— Available data —

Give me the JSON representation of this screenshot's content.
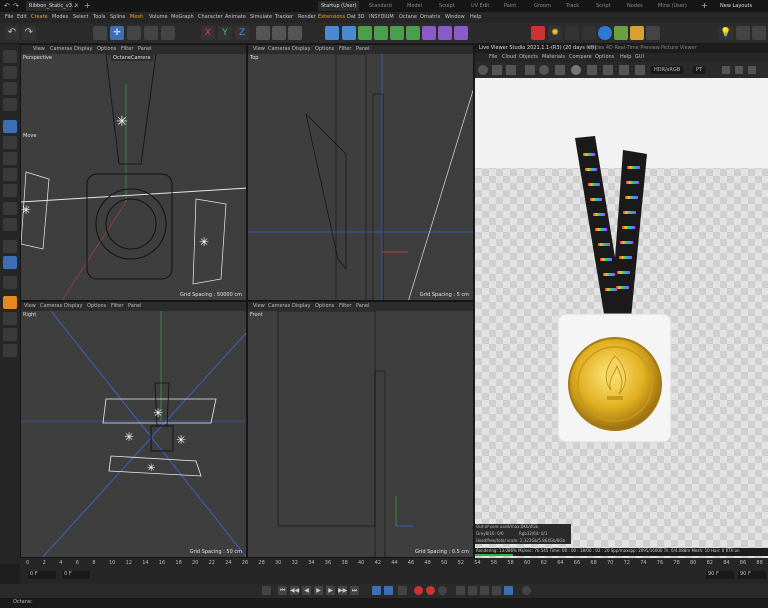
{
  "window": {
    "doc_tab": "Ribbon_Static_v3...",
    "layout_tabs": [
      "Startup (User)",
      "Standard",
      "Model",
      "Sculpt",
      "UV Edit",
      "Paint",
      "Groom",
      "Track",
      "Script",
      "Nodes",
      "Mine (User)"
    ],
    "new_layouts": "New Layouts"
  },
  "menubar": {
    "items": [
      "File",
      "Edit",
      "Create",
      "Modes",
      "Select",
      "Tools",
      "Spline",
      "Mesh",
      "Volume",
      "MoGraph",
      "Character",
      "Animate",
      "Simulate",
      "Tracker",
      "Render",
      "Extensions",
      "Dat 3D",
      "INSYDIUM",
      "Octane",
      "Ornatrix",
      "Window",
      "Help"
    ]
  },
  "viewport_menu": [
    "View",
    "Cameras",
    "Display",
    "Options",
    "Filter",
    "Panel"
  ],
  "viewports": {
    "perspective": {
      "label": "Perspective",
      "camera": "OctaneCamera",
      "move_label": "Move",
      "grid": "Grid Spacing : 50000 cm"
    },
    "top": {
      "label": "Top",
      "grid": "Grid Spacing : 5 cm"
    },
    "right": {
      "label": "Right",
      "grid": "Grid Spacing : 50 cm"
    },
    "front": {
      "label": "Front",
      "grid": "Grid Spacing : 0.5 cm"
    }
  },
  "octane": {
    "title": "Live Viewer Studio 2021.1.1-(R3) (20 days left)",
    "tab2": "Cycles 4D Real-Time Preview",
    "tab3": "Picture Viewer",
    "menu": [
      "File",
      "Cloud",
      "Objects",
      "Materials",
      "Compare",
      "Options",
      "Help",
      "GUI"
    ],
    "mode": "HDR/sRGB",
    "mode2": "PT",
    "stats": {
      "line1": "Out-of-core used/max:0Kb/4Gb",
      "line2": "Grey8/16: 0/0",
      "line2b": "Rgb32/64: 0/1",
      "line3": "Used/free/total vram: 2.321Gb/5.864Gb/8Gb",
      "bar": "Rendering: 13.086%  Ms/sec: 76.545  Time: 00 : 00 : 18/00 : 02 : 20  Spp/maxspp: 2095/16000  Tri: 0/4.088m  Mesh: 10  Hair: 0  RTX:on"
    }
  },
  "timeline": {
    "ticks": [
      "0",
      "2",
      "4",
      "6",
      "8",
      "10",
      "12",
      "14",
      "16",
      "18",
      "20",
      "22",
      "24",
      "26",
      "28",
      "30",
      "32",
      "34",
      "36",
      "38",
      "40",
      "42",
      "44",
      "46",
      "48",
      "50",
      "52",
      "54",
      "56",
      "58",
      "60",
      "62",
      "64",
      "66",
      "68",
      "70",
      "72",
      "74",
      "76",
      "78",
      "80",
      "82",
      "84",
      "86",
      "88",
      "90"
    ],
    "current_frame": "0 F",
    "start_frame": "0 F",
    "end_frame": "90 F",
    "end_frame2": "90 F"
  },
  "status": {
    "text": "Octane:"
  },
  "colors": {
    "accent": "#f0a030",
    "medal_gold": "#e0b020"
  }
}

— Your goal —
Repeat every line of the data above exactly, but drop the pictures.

— Task response —
Give me the JSON representation of this screenshot's content.
{
  "window": {
    "doc_tab": "Ribbon_Static_v3...",
    "layout_tabs": [
      "Startup (User)",
      "Standard",
      "Model",
      "Sculpt",
      "UV Edit",
      "Paint",
      "Groom",
      "Track",
      "Script",
      "Nodes",
      "Mine (User)"
    ],
    "new_layouts": "New Layouts"
  },
  "menubar": {
    "items": [
      "File",
      "Edit",
      "Create",
      "Modes",
      "Select",
      "Tools",
      "Spline",
      "Mesh",
      "Volume",
      "MoGraph",
      "Character",
      "Animate",
      "Simulate",
      "Tracker",
      "Render",
      "Extensions",
      "Dat 3D",
      "INSYDIUM",
      "Octane",
      "Ornatrix",
      "Window",
      "Help"
    ]
  },
  "viewport_menu": [
    "View",
    "Cameras",
    "Display",
    "Options",
    "Filter",
    "Panel"
  ],
  "viewports": {
    "perspective": {
      "label": "Perspective",
      "camera": "OctaneCamera",
      "move_label": "Move",
      "grid": "Grid Spacing : 50000 cm"
    },
    "top": {
      "label": "Top",
      "grid": "Grid Spacing : 5 cm"
    },
    "right": {
      "label": "Right",
      "grid": "Grid Spacing : 50 cm"
    },
    "front": {
      "label": "Front",
      "grid": "Grid Spacing : 0.5 cm"
    }
  },
  "octane": {
    "title": "Live Viewer Studio 2021.1.1-(R3) (20 days left)",
    "tab2": "Cycles 4D Real-Time Preview",
    "tab3": "Picture Viewer",
    "menu": [
      "File",
      "Cloud",
      "Objects",
      "Materials",
      "Compare",
      "Options",
      "Help",
      "GUI"
    ],
    "mode": "HDR/sRGB",
    "mode2": "PT",
    "stats": {
      "line1": "Out-of-core used/max:0Kb/4Gb",
      "line2": "Grey8/16: 0/0",
      "line2b": "Rgb32/64: 0/1",
      "line3": "Used/free/total vram: 2.321Gb/5.864Gb/8Gb",
      "bar": "Rendering: 13.086%  Ms/sec: 76.545  Time: 00 : 00 : 18/00 : 02 : 20  Spp/maxspp: 2095/16000  Tri: 0/4.088m  Mesh: 10  Hair: 0  RTX:on"
    }
  },
  "timeline": {
    "ticks": [
      "0",
      "2",
      "4",
      "6",
      "8",
      "10",
      "12",
      "14",
      "16",
      "18",
      "20",
      "22",
      "24",
      "26",
      "28",
      "30",
      "32",
      "34",
      "36",
      "38",
      "40",
      "42",
      "44",
      "46",
      "48",
      "50",
      "52",
      "54",
      "56",
      "58",
      "60",
      "62",
      "64",
      "66",
      "68",
      "70",
      "72",
      "74",
      "76",
      "78",
      "80",
      "82",
      "84",
      "86",
      "88",
      "90"
    ],
    "current_frame": "0 F",
    "start_frame": "0 F",
    "end_frame": "90 F",
    "end_frame2": "90 F"
  },
  "status": {
    "text": "Octane:"
  },
  "colors": {
    "accent": "#f0a030",
    "medal_gold": "#e0b020"
  }
}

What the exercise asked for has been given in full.